Named Governor-General of the Empire’s Illyrian provinces (western Balkans), in July 1810, Marmont was hastily summoned to succeed Massena in command of the army in northern Spain. Despite the British army’s presence, his relief of Ciudad Rodrigo was a great feat. However, maneuvering before the Battle of Salamanca was unsuccessful as Wellington ordered his cavalry to charge Marmont’s unsuspecting left flank, greatly defeating the French. Marmont and his deputy commander, Comte Bonet, were both struck by shrapnel early in the battle, Marmont gravely wounded, and command passed to Bertrand Clauzel. In April 1813, Napoleon again gave Marmont command of a corps which he led at Lutzen, Bautzen, and Dresden. He then fought in the 1814 great defensive campaign until the last battle before Paris. His forces fought a fighting retreat back to Essonne, inflicting high casualties on the enemy. Marmont then sought to halt the pointless prolonging of a war which France would assuredly lose. He contacted the Allies and reached a secret agreement with them. As the Allies closed on Montmartre, Marshals Marmont, Mortier and Moncey marched to a position where they were quickly surrounded by Allied troops and surrendered their forces.
Marmont stayed loyal to Louis XVIII during the Hundred Days and after Waterloo, voted for Marshal Ney’s execution. He was made a Peer of France and a major-general of the Royal Guard, and, in 1820, a Knight of the Order of the Holy Spirit and a Grand Officer of the Order of St. Louis. He was major-general of the Guard in July 1830 during the Revolution, ordered to put down opposition with a strong hand. While opposed to Court policy, he tried to do his duty, giving up the attempt to suppress the Revolution when his troops were outmatched. He accompanied the King into exile and lost his marshalate. His hope to return to France was never gratified and he wandered Europe, settling finally in Vienna, well received by the Austrian government. Strangely, he was made tutor to the Duke of Reichstadt, the young man once for a few weeks styled Napoleon II. Despite his long friendship with Napoleon, by this time the verb “raguser” (derived from his title, the Duke of Ragusa), was a household word in France that meant “to betray”. 30 years later when an old man living in Venice, children would point and say: “There goes the man who betrayed Napoleon”. In his last years, Marmont spent much time working on his memoirs, published in 14 volumes 1837-1856.
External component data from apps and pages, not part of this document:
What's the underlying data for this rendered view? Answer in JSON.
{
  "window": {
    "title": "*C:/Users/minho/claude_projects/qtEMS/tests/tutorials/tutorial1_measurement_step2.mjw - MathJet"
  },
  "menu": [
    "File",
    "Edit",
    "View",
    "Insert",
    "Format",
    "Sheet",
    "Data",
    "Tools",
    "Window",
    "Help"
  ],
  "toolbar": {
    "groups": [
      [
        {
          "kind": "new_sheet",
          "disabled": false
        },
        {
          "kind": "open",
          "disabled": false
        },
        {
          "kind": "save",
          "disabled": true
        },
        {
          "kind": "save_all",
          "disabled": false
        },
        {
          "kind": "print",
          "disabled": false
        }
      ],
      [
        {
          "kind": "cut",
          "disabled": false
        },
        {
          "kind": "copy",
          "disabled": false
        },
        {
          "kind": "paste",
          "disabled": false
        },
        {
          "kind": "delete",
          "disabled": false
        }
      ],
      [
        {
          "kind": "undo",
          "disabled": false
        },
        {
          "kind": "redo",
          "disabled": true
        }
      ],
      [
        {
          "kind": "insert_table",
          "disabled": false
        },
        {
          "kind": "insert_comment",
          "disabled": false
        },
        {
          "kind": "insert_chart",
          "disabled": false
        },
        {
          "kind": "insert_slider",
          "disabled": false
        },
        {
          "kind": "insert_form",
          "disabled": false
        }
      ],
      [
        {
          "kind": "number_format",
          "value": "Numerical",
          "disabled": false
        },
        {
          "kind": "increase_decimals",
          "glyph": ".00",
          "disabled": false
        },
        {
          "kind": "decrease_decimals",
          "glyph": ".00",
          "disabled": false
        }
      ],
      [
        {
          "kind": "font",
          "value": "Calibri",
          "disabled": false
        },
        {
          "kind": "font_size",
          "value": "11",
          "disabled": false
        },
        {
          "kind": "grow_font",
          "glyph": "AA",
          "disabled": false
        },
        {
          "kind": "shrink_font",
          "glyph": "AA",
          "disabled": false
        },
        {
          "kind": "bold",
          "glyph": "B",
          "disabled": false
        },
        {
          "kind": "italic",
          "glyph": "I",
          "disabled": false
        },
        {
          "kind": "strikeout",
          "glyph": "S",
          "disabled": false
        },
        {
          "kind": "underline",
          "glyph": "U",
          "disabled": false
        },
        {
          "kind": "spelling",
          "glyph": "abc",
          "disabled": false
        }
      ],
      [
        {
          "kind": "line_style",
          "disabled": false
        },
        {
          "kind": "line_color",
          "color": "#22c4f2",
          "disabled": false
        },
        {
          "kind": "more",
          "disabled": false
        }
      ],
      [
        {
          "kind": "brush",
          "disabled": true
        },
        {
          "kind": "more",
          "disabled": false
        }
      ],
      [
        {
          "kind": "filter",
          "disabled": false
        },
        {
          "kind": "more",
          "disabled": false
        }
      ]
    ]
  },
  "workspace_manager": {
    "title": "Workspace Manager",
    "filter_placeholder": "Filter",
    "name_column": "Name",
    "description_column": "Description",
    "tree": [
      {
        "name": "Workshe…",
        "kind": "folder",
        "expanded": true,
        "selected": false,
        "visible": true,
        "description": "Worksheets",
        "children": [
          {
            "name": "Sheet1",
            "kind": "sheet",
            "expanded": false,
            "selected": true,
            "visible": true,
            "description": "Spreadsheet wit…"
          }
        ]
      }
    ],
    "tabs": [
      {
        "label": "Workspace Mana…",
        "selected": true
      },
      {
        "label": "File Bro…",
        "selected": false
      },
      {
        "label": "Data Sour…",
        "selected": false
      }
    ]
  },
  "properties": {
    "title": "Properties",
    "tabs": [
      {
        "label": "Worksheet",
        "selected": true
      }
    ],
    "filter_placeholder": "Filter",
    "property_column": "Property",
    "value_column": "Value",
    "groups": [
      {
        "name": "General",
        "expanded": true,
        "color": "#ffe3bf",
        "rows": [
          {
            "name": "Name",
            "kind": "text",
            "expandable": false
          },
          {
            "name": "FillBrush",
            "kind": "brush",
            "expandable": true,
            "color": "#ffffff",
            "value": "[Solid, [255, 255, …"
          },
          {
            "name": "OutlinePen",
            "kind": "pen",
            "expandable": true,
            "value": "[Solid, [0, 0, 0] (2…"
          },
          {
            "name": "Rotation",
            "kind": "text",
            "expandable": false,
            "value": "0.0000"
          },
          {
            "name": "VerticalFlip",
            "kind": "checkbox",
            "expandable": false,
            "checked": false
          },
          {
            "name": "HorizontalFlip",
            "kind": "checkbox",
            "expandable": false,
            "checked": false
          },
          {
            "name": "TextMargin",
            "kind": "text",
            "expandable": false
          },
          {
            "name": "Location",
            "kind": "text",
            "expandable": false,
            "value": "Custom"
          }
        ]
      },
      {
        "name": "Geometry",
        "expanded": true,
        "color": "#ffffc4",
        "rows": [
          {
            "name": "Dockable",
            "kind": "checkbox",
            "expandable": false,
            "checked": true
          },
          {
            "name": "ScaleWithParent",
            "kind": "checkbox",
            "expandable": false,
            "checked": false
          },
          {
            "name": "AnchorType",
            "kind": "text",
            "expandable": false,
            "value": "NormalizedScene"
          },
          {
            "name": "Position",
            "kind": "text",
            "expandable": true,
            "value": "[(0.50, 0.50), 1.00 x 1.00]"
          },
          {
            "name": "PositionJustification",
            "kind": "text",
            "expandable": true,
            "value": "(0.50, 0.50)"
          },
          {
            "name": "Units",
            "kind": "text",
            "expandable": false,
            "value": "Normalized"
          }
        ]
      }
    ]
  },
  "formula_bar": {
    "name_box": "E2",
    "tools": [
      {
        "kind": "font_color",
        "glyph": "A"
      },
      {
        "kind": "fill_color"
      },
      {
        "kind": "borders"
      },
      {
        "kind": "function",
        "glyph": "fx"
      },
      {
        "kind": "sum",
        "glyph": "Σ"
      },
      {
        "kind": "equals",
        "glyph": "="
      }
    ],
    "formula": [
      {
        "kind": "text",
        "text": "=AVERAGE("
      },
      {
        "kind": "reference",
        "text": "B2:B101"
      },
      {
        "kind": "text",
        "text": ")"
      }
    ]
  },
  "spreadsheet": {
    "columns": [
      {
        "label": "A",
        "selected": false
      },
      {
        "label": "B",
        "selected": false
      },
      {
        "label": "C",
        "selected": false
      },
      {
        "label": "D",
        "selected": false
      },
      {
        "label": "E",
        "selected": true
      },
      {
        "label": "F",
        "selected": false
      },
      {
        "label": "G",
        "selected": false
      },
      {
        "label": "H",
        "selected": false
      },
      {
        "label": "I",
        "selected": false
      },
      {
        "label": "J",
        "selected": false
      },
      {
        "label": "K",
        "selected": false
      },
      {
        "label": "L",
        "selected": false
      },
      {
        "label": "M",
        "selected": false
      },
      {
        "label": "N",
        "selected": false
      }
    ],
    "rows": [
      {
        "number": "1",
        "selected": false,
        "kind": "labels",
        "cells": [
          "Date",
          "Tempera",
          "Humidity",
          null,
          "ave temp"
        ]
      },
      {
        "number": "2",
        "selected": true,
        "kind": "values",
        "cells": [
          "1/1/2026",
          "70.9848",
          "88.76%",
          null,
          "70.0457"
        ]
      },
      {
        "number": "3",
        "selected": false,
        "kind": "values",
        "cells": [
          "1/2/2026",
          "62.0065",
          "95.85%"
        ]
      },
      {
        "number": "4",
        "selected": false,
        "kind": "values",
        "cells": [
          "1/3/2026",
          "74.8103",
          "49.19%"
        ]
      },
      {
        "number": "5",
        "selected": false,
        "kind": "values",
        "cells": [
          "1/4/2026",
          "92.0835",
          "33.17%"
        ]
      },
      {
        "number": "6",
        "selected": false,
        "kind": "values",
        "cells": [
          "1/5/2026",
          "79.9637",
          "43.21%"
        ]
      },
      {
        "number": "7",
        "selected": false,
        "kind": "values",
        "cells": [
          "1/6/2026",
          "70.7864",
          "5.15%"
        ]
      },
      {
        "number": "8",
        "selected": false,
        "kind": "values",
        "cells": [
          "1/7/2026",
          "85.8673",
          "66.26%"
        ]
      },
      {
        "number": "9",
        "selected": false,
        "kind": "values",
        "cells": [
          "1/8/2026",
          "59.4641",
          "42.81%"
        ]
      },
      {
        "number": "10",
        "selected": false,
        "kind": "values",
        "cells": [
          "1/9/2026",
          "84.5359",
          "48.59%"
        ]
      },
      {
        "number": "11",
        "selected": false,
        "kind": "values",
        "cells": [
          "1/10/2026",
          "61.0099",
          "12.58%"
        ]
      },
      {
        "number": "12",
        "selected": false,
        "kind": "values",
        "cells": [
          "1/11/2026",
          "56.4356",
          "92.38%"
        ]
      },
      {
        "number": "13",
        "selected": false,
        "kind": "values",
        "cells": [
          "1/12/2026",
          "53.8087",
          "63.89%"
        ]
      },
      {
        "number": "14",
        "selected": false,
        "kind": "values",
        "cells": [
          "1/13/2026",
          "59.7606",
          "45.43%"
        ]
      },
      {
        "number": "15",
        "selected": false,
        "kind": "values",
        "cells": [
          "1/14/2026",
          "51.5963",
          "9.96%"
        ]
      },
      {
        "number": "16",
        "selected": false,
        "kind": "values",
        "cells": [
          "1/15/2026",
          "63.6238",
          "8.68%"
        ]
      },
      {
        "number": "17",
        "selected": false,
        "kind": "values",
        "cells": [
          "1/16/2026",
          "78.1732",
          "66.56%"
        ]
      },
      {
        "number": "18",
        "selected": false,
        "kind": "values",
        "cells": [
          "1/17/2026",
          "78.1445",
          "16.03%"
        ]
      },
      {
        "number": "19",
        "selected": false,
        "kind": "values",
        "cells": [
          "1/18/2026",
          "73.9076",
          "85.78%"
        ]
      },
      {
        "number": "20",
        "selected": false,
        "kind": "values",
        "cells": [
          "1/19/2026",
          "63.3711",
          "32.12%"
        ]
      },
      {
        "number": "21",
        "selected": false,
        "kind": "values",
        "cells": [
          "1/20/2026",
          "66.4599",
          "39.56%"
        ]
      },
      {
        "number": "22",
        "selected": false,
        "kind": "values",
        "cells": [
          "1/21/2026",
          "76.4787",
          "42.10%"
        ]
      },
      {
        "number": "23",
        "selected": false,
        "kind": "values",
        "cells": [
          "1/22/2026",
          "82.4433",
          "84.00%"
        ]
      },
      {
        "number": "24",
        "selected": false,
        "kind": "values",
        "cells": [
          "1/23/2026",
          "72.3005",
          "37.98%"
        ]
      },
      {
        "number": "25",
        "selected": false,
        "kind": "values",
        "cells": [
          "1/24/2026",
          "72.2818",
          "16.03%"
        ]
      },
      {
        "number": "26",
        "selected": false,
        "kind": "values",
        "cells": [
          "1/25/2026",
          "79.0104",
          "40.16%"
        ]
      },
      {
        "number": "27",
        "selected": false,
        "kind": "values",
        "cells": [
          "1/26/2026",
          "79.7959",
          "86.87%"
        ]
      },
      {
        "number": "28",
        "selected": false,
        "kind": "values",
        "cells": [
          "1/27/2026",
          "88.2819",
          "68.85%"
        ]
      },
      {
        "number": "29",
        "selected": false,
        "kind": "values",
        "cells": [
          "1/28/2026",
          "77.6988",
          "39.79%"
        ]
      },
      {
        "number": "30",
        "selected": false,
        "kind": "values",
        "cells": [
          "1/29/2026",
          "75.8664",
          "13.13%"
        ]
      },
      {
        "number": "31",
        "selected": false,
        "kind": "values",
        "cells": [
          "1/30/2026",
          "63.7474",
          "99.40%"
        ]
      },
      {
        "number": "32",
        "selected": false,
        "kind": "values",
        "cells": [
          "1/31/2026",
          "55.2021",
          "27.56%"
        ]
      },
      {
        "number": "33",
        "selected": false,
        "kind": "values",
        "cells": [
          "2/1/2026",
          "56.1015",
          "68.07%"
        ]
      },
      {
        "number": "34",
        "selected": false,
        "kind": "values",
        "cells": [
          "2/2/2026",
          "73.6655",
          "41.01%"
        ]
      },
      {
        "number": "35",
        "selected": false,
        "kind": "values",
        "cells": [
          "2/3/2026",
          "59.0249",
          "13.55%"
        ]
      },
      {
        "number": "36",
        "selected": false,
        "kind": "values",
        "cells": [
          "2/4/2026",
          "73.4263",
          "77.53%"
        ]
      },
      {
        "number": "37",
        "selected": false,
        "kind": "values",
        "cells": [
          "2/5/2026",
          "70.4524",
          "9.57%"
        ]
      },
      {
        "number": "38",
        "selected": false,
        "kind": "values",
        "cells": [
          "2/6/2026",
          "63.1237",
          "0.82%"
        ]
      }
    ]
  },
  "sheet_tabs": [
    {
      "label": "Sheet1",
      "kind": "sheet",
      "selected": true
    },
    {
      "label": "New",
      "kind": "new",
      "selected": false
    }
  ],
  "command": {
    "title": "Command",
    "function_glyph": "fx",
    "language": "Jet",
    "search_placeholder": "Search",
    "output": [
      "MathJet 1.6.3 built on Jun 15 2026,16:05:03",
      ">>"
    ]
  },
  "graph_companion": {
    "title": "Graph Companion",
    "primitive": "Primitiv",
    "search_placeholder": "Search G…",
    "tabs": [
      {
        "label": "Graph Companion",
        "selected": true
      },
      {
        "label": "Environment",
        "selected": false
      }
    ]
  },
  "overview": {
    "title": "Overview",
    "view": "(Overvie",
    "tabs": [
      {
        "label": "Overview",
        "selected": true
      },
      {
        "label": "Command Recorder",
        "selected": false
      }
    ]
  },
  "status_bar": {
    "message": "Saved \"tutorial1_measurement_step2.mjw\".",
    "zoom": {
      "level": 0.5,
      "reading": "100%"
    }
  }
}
8 x 6 LS in French as Marshal, Duke of Ragusa, Paris, March 10 1822, to Baron ?, sends a letter (not present) the Duke has sent to the Minister of War and seeks his help for a Mr. Borus and his son, possibly a commission for the son. Dockets in other hands at top, and the letter a challenge to translate beyond the gist. The Duke does add a line to the close adding his sentiments. With small engraving of Marmont in uniform for framing.
Condition: Very good, mount remnants on verso of engraving.